With 2014 drawing to a close, that time-honored tradition of harvesting losses to offset gains is upon us yet again. However, this year offers a new twist: losses are hard to find amid broadly positive financial market conditions. Even mutual fund managers will find it difficult to avoid reporting capital gains distributions this year. As such, investors may want to take a different approach. Instead of fearing capital gains, embrace them. After all, they’re gains!
People Dislike Paying Taxes

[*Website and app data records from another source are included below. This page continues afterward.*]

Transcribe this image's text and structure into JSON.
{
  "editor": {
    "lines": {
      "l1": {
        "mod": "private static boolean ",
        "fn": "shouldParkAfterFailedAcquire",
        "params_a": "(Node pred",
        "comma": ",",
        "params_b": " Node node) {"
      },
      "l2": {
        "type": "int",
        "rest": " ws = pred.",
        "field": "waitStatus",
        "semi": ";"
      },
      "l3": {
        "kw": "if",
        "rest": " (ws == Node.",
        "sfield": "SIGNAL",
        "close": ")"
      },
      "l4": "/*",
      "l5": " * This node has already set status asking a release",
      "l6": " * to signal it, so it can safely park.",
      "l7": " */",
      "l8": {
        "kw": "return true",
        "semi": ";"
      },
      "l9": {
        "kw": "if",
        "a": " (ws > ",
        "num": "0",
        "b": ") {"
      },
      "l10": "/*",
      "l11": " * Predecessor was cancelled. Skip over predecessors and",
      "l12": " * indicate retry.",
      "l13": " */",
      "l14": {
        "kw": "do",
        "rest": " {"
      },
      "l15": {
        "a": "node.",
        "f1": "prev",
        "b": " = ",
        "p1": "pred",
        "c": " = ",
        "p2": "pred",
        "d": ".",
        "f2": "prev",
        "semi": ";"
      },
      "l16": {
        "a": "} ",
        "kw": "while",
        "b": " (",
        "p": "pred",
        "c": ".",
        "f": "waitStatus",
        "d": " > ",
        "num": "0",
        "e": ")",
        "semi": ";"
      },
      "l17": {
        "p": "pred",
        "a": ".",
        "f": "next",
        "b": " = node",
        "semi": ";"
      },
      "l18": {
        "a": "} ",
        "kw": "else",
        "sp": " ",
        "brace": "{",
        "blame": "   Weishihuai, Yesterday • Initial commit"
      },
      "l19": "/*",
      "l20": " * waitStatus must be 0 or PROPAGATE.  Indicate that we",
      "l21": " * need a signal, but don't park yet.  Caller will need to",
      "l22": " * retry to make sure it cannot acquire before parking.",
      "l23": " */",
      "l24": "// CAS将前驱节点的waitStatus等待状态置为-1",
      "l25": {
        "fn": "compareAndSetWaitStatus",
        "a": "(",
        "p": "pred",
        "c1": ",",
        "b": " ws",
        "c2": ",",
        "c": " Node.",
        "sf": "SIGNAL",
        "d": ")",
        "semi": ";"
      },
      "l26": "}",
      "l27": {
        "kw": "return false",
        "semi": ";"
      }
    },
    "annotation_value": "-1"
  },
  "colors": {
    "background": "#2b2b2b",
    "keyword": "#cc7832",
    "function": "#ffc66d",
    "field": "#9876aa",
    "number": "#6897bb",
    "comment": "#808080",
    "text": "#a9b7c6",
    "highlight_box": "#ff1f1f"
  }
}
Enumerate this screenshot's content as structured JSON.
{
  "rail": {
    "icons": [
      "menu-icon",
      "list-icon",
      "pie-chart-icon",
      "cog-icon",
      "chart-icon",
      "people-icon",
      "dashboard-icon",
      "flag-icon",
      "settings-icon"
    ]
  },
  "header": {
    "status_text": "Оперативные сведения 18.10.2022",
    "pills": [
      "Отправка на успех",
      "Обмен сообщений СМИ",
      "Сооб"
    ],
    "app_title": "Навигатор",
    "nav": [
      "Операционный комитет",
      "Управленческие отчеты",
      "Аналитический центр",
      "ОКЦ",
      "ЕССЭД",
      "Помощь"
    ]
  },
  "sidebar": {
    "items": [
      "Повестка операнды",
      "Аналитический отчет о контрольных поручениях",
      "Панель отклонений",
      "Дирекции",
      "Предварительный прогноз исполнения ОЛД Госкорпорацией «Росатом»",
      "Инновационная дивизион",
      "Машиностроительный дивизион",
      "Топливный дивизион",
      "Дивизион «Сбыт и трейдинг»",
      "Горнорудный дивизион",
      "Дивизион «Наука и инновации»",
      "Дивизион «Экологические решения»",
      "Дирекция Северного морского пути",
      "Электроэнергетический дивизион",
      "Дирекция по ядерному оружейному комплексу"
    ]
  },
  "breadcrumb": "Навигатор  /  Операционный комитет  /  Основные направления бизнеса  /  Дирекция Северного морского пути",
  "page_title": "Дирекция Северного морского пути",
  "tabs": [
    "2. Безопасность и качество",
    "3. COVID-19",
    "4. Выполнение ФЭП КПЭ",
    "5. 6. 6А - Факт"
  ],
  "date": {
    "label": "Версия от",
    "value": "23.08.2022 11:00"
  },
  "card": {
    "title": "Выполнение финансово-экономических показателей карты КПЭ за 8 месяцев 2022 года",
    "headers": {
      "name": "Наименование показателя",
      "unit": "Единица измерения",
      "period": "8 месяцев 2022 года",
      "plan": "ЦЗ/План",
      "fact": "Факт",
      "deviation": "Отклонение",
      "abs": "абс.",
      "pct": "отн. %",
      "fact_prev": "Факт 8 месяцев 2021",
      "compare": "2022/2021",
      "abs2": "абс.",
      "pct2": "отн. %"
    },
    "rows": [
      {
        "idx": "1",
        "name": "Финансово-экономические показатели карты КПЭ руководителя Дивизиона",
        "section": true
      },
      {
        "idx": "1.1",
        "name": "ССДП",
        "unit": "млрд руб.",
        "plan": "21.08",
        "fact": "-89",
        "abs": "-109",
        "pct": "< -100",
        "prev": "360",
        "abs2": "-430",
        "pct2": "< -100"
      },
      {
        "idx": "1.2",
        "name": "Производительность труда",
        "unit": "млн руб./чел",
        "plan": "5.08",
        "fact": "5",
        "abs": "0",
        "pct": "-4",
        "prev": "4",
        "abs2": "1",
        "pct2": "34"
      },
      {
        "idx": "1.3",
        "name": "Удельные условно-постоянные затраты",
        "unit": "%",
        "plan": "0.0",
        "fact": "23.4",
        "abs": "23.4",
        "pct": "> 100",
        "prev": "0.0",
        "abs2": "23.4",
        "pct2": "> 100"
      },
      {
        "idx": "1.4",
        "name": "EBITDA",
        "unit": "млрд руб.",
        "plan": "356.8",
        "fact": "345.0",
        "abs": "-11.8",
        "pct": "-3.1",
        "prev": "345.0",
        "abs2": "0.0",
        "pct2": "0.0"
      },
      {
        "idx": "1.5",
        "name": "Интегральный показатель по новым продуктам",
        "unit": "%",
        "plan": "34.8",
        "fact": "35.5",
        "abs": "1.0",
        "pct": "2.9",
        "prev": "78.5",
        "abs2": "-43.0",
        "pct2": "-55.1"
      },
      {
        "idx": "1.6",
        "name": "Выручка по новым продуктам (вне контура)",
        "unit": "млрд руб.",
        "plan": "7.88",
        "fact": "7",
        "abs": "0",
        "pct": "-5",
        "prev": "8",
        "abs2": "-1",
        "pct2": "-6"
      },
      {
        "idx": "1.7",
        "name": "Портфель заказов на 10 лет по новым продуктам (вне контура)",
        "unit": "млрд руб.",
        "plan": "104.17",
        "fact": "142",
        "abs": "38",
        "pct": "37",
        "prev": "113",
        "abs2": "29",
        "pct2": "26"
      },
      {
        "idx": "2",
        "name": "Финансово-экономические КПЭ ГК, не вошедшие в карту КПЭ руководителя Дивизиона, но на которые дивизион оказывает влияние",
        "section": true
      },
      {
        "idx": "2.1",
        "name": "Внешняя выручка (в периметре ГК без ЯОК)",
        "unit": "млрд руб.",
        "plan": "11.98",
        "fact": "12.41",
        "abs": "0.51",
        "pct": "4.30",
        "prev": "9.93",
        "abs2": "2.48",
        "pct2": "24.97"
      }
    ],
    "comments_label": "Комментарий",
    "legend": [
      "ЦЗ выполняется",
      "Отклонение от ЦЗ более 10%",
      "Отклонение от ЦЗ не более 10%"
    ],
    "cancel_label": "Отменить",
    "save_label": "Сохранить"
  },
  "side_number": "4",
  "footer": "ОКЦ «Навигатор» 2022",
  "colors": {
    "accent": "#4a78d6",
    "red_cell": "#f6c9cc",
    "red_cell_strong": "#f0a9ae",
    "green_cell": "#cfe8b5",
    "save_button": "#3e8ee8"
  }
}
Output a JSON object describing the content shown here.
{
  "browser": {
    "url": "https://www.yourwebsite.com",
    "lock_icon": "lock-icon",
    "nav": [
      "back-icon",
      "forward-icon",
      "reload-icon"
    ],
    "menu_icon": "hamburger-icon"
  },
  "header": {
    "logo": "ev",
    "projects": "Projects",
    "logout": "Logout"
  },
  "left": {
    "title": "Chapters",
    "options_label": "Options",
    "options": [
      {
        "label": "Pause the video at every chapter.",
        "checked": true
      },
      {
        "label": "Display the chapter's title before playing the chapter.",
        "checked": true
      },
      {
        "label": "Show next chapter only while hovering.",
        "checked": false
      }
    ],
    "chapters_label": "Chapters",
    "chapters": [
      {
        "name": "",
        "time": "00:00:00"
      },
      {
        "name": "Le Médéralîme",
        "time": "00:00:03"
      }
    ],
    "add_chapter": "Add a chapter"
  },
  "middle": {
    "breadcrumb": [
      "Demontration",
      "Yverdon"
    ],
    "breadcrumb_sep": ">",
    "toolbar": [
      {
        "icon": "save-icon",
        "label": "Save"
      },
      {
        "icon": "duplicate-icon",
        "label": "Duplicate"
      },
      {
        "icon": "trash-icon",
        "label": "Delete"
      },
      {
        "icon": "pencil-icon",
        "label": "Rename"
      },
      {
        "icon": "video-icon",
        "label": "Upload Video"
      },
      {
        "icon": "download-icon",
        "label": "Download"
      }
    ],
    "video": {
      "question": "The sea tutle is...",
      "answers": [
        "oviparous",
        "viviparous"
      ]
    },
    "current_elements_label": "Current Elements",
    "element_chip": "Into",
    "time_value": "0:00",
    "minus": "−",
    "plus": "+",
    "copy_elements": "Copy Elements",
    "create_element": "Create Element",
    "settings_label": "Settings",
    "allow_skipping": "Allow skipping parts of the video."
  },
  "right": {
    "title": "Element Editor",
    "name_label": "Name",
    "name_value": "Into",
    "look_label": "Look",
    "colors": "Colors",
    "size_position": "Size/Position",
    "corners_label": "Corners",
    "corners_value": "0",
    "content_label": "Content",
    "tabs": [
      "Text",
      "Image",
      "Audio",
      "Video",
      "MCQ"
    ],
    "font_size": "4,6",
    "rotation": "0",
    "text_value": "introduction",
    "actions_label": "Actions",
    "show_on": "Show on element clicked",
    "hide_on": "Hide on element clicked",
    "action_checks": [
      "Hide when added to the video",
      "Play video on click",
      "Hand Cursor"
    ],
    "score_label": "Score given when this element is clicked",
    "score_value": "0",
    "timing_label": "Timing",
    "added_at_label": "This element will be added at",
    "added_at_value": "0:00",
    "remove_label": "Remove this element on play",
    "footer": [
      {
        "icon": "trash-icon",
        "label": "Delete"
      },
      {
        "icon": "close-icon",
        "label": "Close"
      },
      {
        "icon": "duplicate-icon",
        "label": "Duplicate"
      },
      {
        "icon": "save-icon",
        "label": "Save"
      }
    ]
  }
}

According to Gallup, a majority of Americans consistently think they pay more than their fair share in taxes. And a recent study indicates that if given the choice between purchasing a product nearby at a discount versus having to travel some distance for an equivalent sales tax holiday, considerably more people would take the trip to avoid having to pay the tax.
The same attitude about taxes persists in the world of investments. Every year, taxable portfolios are assessed to find losses to offset capital gains. But what happens if our resistance to paying taxes leads to suboptimal outcomes? Investors often cite capital gains as a reason to not sell an investment that has done well because doing so would raise their tax obligation. This reluctance to sell is true even if the investment is expensive. Conversely, taking capital losses on investments that have done poorly to offset a gain might mean selling an investment just when it has become cheap.
Clearly, investors dislike paying taxes so much that they will take losses to offset gains (or not sell to avoid paying taxes) regardless of valuation considerations. This seems somewhat irrational. Have you ever known someone to turn down a promotion because it put them in a higher tax bracket? Obviously not. Similarly, if you’re disappointed that your portfolio is doing well simply because of capital gains liability, then something is a bit off. Gains should be celebrated, not loathed.
Time to Rebalance
To aid in the celebration, here are a few investment ideas that may go against the grain from a tax perspective but that could enhance future performance and minimize risks in your portfolio.